  1. Kat, thanks for this article. In my effort to keep myself sane, I have tried to reach out to friends I rarely call. Angie, one of my friends, started laughing about something I said. We laughed together and it was cathartic. She thanked me for saying whatever I said because it strengthens our lungs. Since this virus attacks the lungs. Keeping our lungs healthy is a worthy goal. Your article reminded me of my conversation.

    • Kate Frank isn’t it amazing how the worst of times can become the best of times for reconnecting with old friends and loved ones. Yes, taking that deep breath to laugh can be a life-saver. Thank you so much for sharing your uplifting expeirnce and your comment.

  2. Hi Kat – thanks so much for this wonderful article. Smiling and applauding over here in the moustache and goatee I drew on my face with eyeliner earlier today. I remember a time several years ago when laughter and joy totally alluded me along with the ability to sleep and any sembalence of well being due to chronic pain and the additional sufferings caused by the amygdala hijack. I’m all about spreading joy and laughter! If you’ve got it, give it. It really is our natural “Happy Pill”.

    Thank you!

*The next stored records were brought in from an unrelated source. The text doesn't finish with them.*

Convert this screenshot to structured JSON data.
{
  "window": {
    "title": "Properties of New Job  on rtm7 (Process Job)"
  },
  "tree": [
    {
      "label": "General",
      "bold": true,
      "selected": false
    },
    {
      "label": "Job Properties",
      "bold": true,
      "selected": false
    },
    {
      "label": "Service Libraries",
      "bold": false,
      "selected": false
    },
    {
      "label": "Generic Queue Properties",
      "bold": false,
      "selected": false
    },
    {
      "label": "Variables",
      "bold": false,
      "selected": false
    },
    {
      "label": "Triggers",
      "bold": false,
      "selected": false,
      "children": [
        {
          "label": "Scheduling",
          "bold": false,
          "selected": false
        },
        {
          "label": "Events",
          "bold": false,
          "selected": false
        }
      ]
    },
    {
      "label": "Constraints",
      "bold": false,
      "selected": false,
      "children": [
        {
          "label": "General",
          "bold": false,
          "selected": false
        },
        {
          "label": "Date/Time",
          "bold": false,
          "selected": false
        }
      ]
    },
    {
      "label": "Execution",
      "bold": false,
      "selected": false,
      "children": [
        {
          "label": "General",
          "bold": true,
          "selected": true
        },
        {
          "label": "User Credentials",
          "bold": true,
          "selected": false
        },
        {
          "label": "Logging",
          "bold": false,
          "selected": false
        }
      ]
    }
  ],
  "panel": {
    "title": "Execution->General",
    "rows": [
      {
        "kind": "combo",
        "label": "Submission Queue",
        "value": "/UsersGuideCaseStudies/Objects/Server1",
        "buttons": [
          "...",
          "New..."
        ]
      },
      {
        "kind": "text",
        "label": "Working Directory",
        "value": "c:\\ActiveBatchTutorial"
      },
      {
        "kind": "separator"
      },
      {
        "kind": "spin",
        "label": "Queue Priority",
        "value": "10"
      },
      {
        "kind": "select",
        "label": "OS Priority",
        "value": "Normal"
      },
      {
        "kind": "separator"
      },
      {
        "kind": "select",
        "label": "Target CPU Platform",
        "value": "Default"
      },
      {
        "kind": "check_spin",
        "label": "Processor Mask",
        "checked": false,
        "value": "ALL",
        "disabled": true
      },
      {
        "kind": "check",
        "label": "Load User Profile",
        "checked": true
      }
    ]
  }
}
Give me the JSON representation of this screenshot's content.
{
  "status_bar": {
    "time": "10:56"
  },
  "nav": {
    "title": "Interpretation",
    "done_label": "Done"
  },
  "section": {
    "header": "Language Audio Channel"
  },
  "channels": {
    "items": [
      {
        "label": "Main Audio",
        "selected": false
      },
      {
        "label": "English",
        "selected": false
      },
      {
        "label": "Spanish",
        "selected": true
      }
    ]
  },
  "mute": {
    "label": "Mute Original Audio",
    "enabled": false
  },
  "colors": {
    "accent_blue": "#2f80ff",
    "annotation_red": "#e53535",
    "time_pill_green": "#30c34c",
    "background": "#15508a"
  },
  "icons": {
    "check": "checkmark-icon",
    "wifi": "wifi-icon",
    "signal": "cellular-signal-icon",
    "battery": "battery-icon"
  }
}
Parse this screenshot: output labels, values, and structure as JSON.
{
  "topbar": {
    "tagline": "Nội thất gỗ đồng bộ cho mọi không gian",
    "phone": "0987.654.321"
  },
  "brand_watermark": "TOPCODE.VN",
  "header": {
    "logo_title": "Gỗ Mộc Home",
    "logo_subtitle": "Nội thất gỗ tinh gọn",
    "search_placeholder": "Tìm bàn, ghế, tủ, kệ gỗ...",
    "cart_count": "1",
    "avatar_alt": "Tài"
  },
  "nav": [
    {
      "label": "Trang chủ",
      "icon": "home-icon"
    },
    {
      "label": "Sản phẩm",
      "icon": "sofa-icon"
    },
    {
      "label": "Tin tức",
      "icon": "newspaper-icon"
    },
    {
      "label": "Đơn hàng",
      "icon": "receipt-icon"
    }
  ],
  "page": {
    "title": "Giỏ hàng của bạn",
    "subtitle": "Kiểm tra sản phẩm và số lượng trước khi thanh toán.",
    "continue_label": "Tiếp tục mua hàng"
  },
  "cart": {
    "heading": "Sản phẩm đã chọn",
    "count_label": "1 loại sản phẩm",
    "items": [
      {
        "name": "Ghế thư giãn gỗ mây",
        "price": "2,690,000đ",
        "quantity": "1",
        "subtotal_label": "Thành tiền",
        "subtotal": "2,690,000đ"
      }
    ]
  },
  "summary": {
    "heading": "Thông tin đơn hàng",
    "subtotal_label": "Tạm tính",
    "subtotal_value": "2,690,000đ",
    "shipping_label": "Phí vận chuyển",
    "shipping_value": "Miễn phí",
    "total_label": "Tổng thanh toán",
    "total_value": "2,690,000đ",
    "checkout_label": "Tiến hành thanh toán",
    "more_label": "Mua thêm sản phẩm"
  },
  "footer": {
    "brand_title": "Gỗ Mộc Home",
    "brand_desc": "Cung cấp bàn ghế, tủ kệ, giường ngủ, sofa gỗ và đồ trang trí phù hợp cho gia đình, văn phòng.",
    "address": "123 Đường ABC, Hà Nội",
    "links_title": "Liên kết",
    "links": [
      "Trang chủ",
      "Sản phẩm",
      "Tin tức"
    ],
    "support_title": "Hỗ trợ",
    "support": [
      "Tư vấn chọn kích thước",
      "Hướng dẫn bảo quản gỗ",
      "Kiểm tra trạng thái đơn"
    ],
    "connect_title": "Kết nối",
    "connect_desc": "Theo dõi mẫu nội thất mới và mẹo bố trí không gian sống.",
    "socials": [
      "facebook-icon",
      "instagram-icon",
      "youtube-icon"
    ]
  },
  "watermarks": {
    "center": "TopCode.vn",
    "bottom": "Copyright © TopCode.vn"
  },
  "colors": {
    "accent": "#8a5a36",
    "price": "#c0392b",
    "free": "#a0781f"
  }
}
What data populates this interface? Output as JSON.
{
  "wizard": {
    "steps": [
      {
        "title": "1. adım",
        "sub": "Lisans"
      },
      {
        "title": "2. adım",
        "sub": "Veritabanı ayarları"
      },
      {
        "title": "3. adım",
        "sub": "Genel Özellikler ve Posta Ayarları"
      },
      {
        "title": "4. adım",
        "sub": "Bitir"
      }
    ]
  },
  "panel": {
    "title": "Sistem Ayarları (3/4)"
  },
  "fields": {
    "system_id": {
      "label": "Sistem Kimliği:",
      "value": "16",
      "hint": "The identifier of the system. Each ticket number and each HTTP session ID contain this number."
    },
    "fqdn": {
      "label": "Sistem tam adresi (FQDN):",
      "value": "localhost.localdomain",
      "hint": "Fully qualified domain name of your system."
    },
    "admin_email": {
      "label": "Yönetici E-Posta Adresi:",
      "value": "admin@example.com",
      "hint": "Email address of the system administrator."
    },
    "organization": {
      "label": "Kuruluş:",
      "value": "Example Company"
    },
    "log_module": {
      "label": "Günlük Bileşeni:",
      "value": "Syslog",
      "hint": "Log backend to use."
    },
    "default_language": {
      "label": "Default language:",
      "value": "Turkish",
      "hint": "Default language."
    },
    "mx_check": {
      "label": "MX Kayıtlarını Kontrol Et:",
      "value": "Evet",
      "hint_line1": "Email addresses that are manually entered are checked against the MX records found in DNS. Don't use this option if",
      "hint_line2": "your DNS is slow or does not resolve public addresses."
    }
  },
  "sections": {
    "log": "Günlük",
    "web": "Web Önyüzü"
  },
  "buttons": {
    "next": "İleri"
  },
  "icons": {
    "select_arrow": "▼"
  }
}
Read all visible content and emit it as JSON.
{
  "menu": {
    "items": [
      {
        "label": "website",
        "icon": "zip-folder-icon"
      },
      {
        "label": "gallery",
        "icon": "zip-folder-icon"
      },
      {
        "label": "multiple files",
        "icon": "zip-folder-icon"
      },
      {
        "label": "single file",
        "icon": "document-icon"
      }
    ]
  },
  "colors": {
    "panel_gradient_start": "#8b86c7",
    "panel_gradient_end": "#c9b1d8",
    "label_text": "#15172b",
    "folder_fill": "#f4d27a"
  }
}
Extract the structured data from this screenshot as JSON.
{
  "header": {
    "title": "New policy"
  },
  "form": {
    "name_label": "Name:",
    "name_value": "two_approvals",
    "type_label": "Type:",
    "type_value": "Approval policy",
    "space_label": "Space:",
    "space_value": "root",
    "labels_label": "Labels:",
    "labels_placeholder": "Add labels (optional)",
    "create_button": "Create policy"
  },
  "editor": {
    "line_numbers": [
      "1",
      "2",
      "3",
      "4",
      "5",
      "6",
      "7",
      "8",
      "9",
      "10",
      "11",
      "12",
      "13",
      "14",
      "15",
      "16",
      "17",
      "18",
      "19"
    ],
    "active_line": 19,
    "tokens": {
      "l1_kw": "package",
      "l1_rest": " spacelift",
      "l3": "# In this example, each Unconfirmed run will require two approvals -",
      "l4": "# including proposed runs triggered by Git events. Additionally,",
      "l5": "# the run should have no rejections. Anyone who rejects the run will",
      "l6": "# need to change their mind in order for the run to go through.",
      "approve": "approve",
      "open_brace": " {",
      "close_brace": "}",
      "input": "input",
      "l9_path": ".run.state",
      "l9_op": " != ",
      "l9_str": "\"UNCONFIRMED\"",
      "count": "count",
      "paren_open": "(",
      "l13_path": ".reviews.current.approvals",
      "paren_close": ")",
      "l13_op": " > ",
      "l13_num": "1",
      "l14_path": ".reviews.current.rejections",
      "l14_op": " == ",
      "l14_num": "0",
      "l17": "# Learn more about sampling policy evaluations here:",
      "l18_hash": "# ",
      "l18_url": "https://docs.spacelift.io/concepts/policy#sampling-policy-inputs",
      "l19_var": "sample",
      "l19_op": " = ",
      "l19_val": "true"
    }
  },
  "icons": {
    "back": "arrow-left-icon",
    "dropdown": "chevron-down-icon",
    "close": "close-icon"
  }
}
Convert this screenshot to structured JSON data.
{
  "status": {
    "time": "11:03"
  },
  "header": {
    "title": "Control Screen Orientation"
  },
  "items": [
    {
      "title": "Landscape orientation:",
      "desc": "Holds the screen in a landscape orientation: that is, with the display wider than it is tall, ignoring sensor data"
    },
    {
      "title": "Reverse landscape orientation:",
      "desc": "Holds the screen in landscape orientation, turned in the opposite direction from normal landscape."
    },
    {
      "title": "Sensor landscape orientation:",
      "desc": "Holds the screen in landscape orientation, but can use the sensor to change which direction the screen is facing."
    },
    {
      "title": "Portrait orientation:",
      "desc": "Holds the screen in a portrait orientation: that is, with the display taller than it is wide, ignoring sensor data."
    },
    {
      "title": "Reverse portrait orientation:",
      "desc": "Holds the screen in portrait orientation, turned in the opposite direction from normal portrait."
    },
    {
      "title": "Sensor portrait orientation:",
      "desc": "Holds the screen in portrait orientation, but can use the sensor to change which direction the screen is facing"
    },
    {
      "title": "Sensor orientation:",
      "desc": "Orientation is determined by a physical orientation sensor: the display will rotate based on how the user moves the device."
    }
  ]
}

    • Hi Shelley Brown, thank you so much for taking the time to read my article and applaud in a mustache and goatee drawn on your face with eyeliner. You sound like a breath of fresh air! And you certainly spread laughter to me when I read your comment. I am so pleased you are feeling better. Keep up the big grin. Thanks again.